Ancient India and Iran Trust, 23 Brooklands Avenue, CB2 8BG

This talk looks at the extremes in the expressions of literary criticism. The Anvar-e Sohayli is a fifteenth-century prose version of the fables of Kalila and Dimna. It was hailed for many years as the most accomplished example of elegant literary Persian, not only in the Persophone world, but also by Western Orientalists. Suddenly, at the turn of the twentieth century, criticism swung to the other extreme and presented it as the worst possible Persian ever produced. Telling the story of this rise and fall, this talk looks at the tyranny of literary criticism and tries to unravel the reasons for this radical change in opinion.

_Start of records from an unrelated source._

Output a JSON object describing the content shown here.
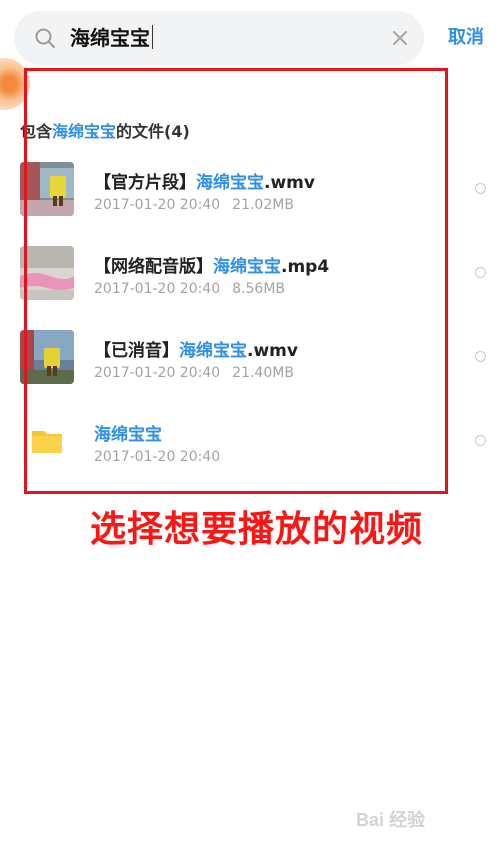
{
  "search": {
    "query": "海绵宝宝",
    "cancel_label": "取消"
  },
  "results": {
    "header_prefix": "包含",
    "header_keyword": "海绵宝宝",
    "header_suffix": "的文件(4)",
    "items": [
      {
        "title_prefix": "【官方片段】",
        "title_keyword": "海绵宝宝",
        "title_suffix": ".wmv",
        "date": "2017-01-20 20:40",
        "size": "21.02MB",
        "type": "video"
      },
      {
        "title_prefix": "【网络配音版】",
        "title_keyword": "海绵宝宝",
        "title_suffix": ".mp4",
        "date": "2017-01-20 20:40",
        "size": "8.56MB",
        "type": "video"
      },
      {
        "title_prefix": "【已消音】",
        "title_keyword": "海绵宝宝",
        "title_suffix": ".wmv",
        "date": "2017-01-20 20:40",
        "size": "21.40MB",
        "type": "video"
      },
      {
        "title_prefix": "",
        "title_keyword": "海绵宝宝",
        "title_suffix": "",
        "date": "2017-01-20 20:40",
        "size": "",
        "type": "folder"
      }
    ]
  },
  "annotation": {
    "caption": "选择想要播放的视频"
  },
  "watermark": {
    "text": "Bai 经验"
  },
  "colors": {
    "accent": "#2f8fe3",
    "highlight_border": "#e3141c",
    "caption": "#ff1414",
    "folder": "#f7c531"
  }
}
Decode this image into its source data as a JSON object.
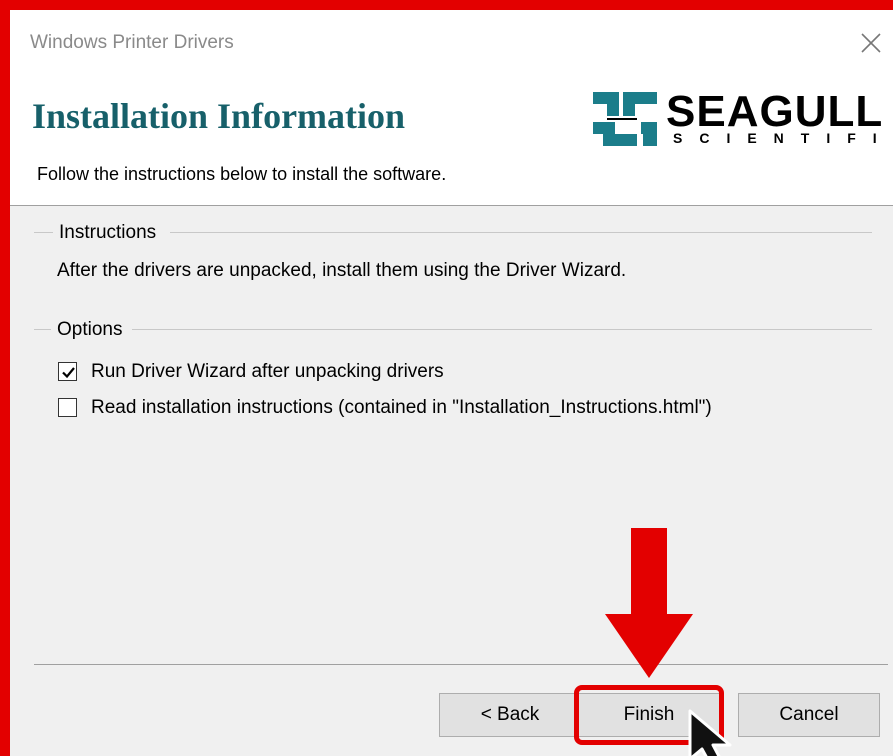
{
  "window": {
    "title": "Windows Printer Drivers",
    "close_icon": "close-icon"
  },
  "header": {
    "heading": "Installation Information",
    "subheading": "Follow the instructions below to install the software.",
    "logo": {
      "name": "SEAGULL",
      "sub": "SCIENTIFIC"
    }
  },
  "instructions": {
    "label": "Instructions",
    "text": "After the drivers are unpacked, install them using the Driver Wizard."
  },
  "options": {
    "label": "Options",
    "items": [
      {
        "label": "Run Driver Wizard after unpacking drivers",
        "checked": true
      },
      {
        "label": "Read installation instructions (contained in \"Installation_Instructions.html\")",
        "checked": false
      }
    ]
  },
  "buttons": {
    "back": "< Back",
    "finish": "Finish",
    "cancel": "Cancel"
  },
  "annotation": {
    "highlight_color": "#e30000",
    "arrow_icon": "down-arrow-icon",
    "cursor_icon": "mouse-pointer-icon"
  }
}
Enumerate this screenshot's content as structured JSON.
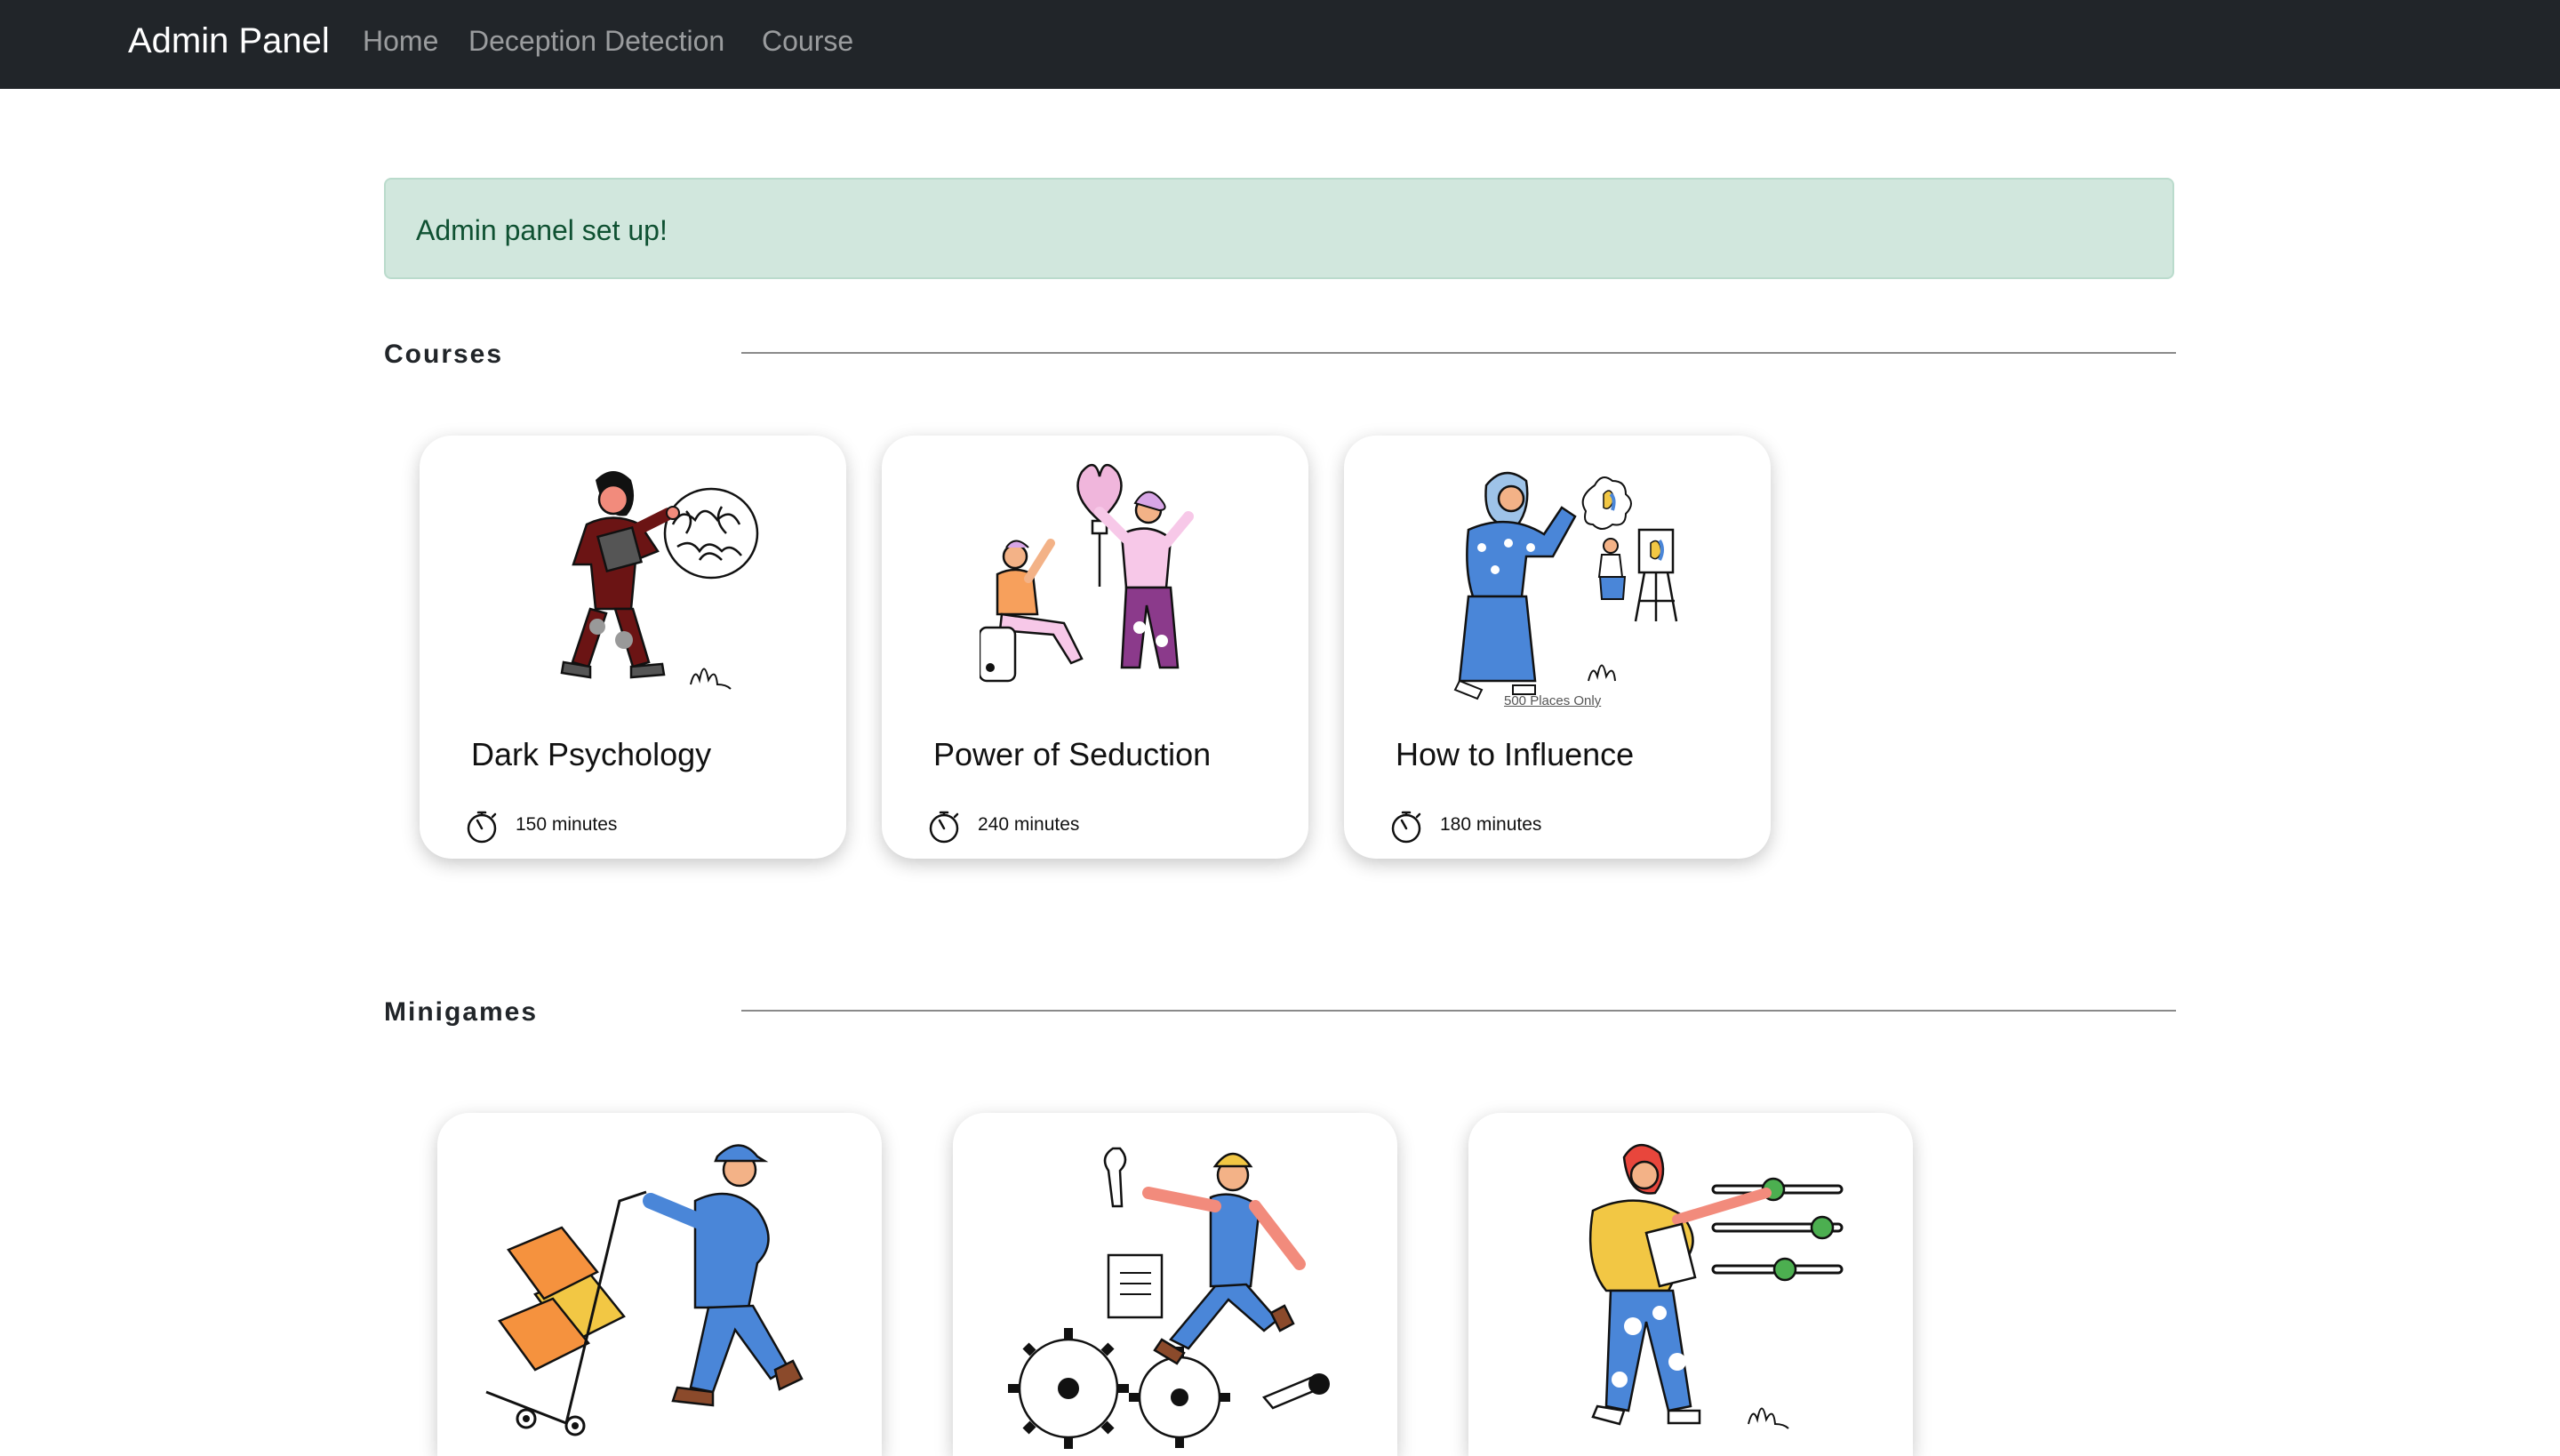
{
  "nav": {
    "brand": "Admin Panel",
    "links": [
      "Home",
      "Deception Detection",
      "Course"
    ]
  },
  "alert": {
    "message": "Admin panel set up!"
  },
  "courses": {
    "heading": "Courses",
    "items": [
      {
        "title": "Dark Psychology",
        "duration": "150 minutes",
        "illustration": "woman-holding-brain"
      },
      {
        "title": "Power of Seduction",
        "duration": "240 minutes",
        "illustration": "couple-with-lightbulb-heart"
      },
      {
        "title": "How to Influence",
        "duration": "180 minutes",
        "illustration": "woman-with-easel-painting",
        "caption": "500 Places Only"
      }
    ]
  },
  "minigames": {
    "heading": "Minigames",
    "items": [
      {
        "illustration": "delivery-man-with-hand-truck"
      },
      {
        "illustration": "mechanic-with-gears"
      },
      {
        "illustration": "woman-adjusting-sliders"
      }
    ]
  },
  "colors": {
    "navbar": "#212529",
    "alert_bg": "#d1e7dd",
    "alert_text": "#0f5132"
  }
}
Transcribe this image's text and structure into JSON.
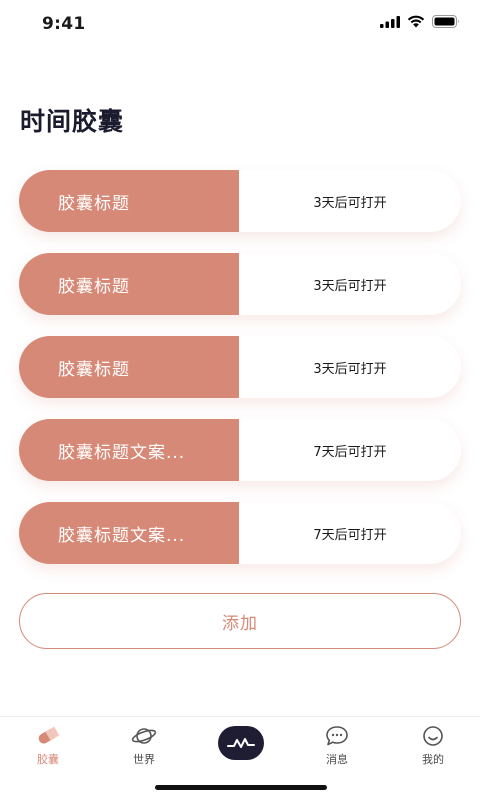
{
  "status_bar": {
    "time": "9:41"
  },
  "page": {
    "title": "时间胶囊"
  },
  "capsules": [
    {
      "title": "胶囊标题",
      "status": "3天后可打开"
    },
    {
      "title": "胶囊标题",
      "status": "3天后可打开"
    },
    {
      "title": "胶囊标题",
      "status": "3天后可打开"
    },
    {
      "title": "胶囊标题文案...",
      "status": "7天后可打开"
    },
    {
      "title": "胶囊标题文案...",
      "status": "7天后可打开"
    }
  ],
  "add_button": {
    "label": "添加"
  },
  "tab_bar": {
    "items": [
      {
        "label": "胶囊",
        "icon": "capsule-icon",
        "active": true
      },
      {
        "label": "世界",
        "icon": "planet-icon",
        "active": false
      },
      {
        "label": "",
        "icon": "pulse-icon",
        "active": false
      },
      {
        "label": "消息",
        "icon": "chat-bubble-icon",
        "active": false
      },
      {
        "label": "我的",
        "icon": "smiley-icon",
        "active": false
      }
    ]
  },
  "colors": {
    "accent": "#d78977",
    "center_button": "#1e1d33",
    "title": "#1b1b2e"
  }
}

Christine van Ruymbeke is Soudavar Senior Lecturer in Persian Studies at the Faculty of Asian and Middle Eastern Studies, Cambridge, and a Trustee of the Ancient India and Iran Trust ( She works on classical (or pre-modern) Persian literature, with a special focus on the masnavis of Nezami of Ganja (12th c. AD) and the Persian versions of the Kalila and Dimna fables (12th-16th c. AD). She has published extensively on these and other topics related to Persian literature. Her new monograph, Kashefi’s Anvar-e Sohayli: Rewriting Kalila and Dimna in Timurid Herat, was published in 2016. A previous book, Science and Poetry in Medieval Persia: The Botany of Nizami’s Khamsa, received the World Award for the Book of the Year of the Islamic Republic of Iran, in February 2009.

Booking Information

Telephone number:
01223 766766

Booking required


Hearing loop, Step-free access, Accessible toilet

Additional Information

Age: Adults, Talk, Arrive on time, Free